Tax Attorneys at Ainer & Fraker, LLP Discuss the Inheritance and Tax Rules governing the Individual Retirement Account (IRA)
The designated beneficiary listed on your IRA account beneficiary form determines who gets your IRA. This is true even if your will or trust names different beneficiaries. You may have filled out that beneficiary form long ago and no longer remember who you designated as your beneficiary. Perhaps your family circumstances or marital status have changed. Whenever your family circumstances change, you need to review your beneficiary designations. You may have named an ex-spouse as your beneficiary and now may not want him or her to receive your IRA.
If you are recently remarried and want your IRA account to go to your children, your new spouse may have to sign a waiver of rights to your retirement benefits. Otherwise, the IRA might go automatically to your new spouse. This is also generally true for employer plan benefits.
If you have a trust and want the IRA proceeds to go to the trust, then you need to name the trust as the beneficiary. There is no tax advantage to naming a trust as the beneficiary of an IRA. Of course, there may be a non-tax-related reason, such as controlling a beneficiary’s access to the money; thus, naming a trust rather than one or more individuals to inherit the IRA could achieve that goal. However, that is not typically the case. Naming a trust as the beneficiary of an IRA eliminates the ability for multiple beneficiaries to maximize the opportunity to stretch the required minimum distributions (RMDs) over their individual life expectancies.
Worse yet is if your IRA does not have a designated beneficiary. When there is no beneficiary form on file, you are really rolling the dice. Your retirement assets will go to whomever the IRA trustee has named for you in the default language in the documents for the account.
When you fill out the beneficiary designation form, you have the opportunity to also designate one or more contingent beneficiaries who will inherit the IRA if the primary beneficiary has passed away before you do. For example, you could name your spouse as the primary beneficiary and your child and brother as next in line if your spouse pre-deceases you. This is a safety net of sorts in case you don’t get around to changing the primary beneficiary after that person passes away.

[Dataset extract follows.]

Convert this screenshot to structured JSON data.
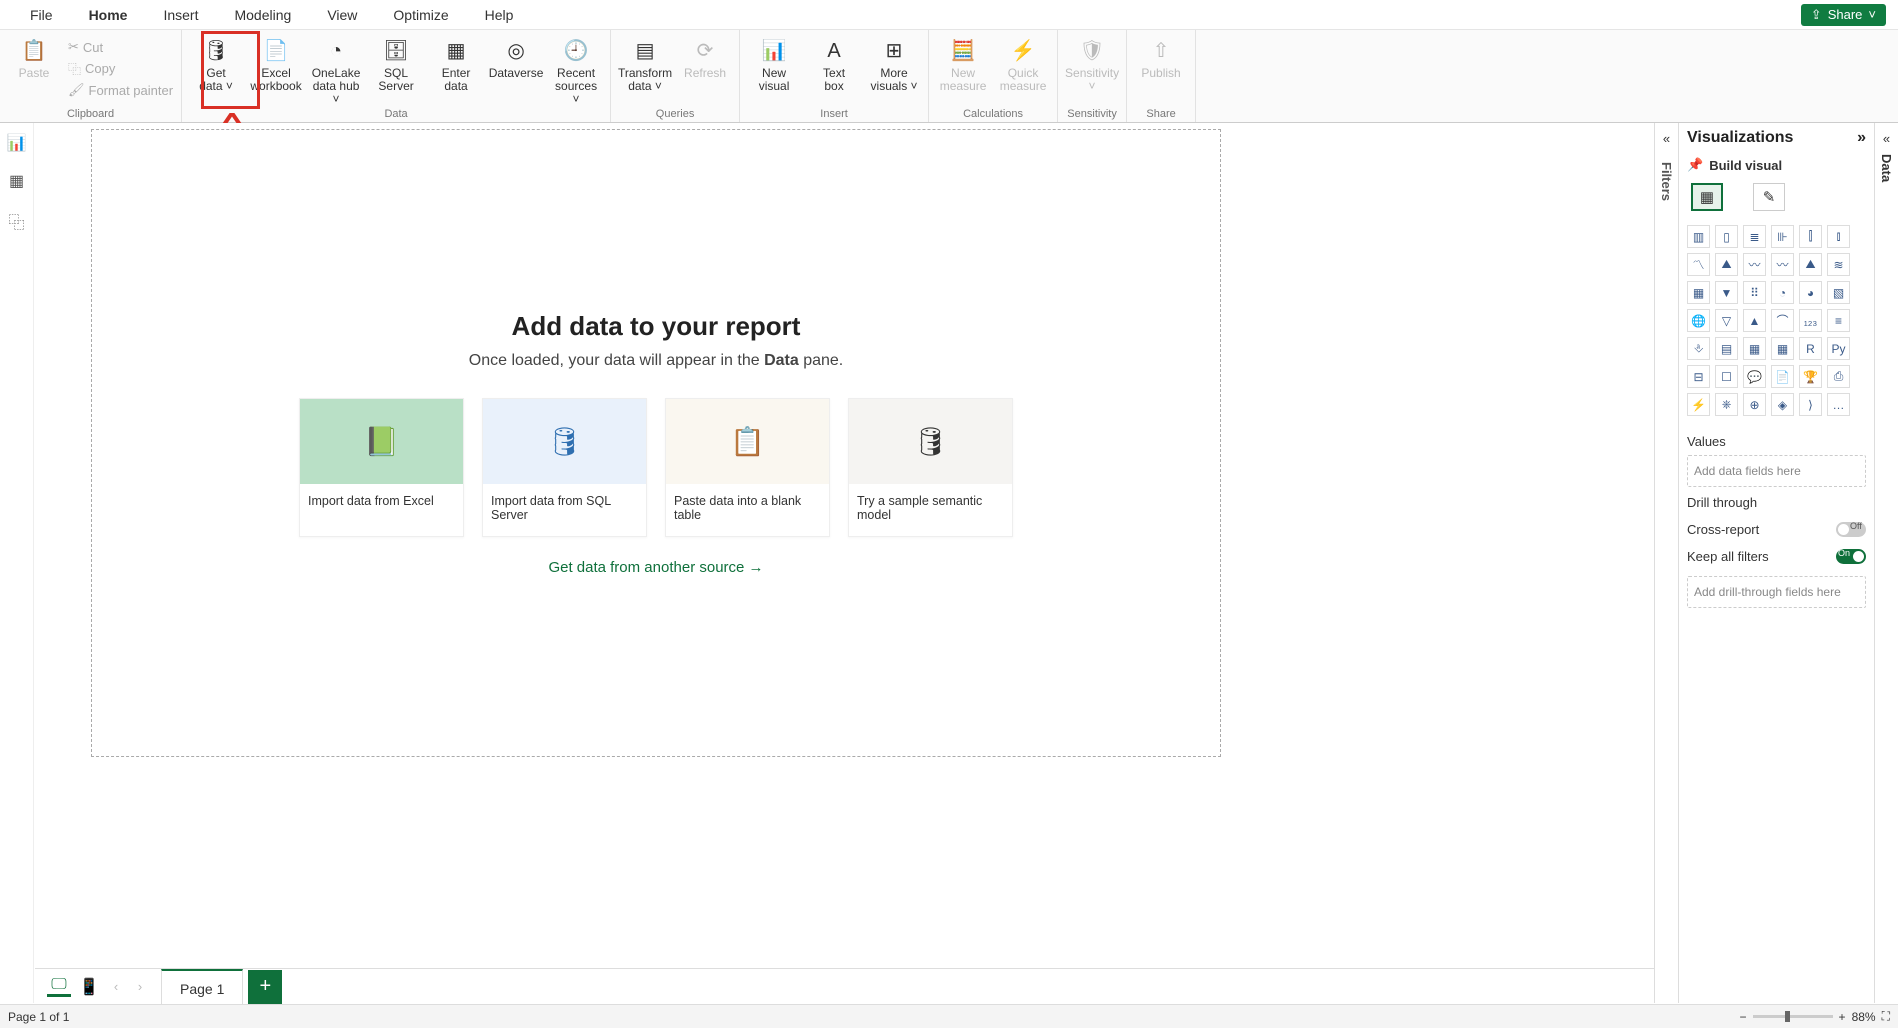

Don’t take chances; make sure your IRA beneficiary designations are up to date and correctly specify who you want to get your IRA in the event of your death.
Contact a Tax Attorney at Ainer & Fraker, LLP to discuss the Tax Considerations regarding your IRA.